Task prompt:
Please write out each entry exactly as it appears.

(Component data from apps and pages)
· · ·
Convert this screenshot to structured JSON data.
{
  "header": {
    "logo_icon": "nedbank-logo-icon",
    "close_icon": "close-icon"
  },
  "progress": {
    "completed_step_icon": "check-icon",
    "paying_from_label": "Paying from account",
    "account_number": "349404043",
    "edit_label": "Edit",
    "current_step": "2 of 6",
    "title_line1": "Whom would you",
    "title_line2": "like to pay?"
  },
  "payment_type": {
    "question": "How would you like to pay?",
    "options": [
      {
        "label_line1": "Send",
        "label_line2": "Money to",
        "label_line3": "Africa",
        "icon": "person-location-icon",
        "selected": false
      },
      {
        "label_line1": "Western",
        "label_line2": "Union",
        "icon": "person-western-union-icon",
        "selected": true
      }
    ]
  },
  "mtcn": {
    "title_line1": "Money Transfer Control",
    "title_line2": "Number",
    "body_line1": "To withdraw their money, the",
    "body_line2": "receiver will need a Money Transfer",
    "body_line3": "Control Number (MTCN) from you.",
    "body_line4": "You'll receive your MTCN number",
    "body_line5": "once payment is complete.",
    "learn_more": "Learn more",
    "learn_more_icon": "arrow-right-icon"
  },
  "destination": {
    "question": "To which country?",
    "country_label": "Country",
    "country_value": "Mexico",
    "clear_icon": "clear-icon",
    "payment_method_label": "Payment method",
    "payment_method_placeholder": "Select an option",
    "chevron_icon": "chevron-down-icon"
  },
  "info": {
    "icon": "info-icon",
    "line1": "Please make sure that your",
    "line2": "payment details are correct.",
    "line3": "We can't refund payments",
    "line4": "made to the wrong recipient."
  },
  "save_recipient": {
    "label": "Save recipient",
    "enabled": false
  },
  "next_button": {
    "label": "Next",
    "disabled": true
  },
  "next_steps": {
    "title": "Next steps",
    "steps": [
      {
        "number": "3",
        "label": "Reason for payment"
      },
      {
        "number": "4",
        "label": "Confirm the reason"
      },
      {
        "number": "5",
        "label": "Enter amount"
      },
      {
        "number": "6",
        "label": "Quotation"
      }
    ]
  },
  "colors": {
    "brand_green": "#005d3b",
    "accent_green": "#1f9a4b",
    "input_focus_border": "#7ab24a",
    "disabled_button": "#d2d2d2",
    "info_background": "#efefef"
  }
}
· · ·
Exercise output:
Convert this screenshot to structured JSON data.
{
  "header": {
    "logo_icon": "nedbank-logo-icon",
    "close_icon": "close-icon"
  },
  "progress": {
    "completed_step_icon": "check-icon",
    "paying_from_label": "Paying from account",
    "account_number": "349404043",
    "edit_label": "Edit",
    "current_step": "2 of 6",
    "title_line1": "Whom would you",
    "title_line2": "like to pay?"
  },
  "payment_type": {
    "question": "How would you like to pay?",
    "options": [
      {
        "label_line1": "Send",
        "label_line2": "Money to",
        "label_line3": "Africa",
        "icon": "person-location-icon",
        "selected": false
      },
      {
        "label_line1": "Western",
        "label_line2": "Union",
        "icon": "person-western-union-icon",
        "selected": true
      }
    ]
  },
  "mtcn": {
    "title_line1": "Money Transfer Control",
    "title_line2": "Number",
    "body_line1": "To withdraw their money, the",
    "body_line2": "receiver will need a Money Transfer",
    "body_line3": "Control Number (MTCN) from you.",
    "body_line4": "You'll receive your MTCN number",
    "body_line5": "once payment is complete.",
    "learn_more": "Learn more",
    "learn_more_icon": "arrow-right-icon"
  },
  "destination": {
    "question": "To which country?",
    "country_label": "Country",
    "country_value": "Mexico",
    "clear_icon": "clear-icon",
    "payment_method_label": "Payment method",
    "payment_method_placeholder": "Select an option",
    "chevron_icon": "chevron-down-icon"
  },
  "info": {
    "icon": "info-icon",
    "line1": "Please make sure that your",
    "line2": "payment details are correct.",
    "line3": "We can't refund payments",
    "line4": "made to the wrong recipient."
  },
  "save_recipient": {
    "label": "Save recipient",
    "enabled": false
  },
  "next_button": {
    "label": "Next",
    "disabled": true
  },
  "next_steps": {
    "title": "Next steps",
    "steps": [
      {
        "number": "3",
        "label": "Reason for payment"
      },
      {
        "number": "4",
        "label": "Confirm the reason"
      },
      {
        "number": "5",
        "label": "Enter amount"
      },
      {
        "number": "6",
        "label": "Quotation"
      }
    ]
  },
  "colors": {
    "brand_green": "#005d3b",
    "accent_green": "#1f9a4b",
    "input_focus_border": "#7ab24a",
    "disabled_button": "#d2d2d2",
    "info_background": "#efefef"
  }
}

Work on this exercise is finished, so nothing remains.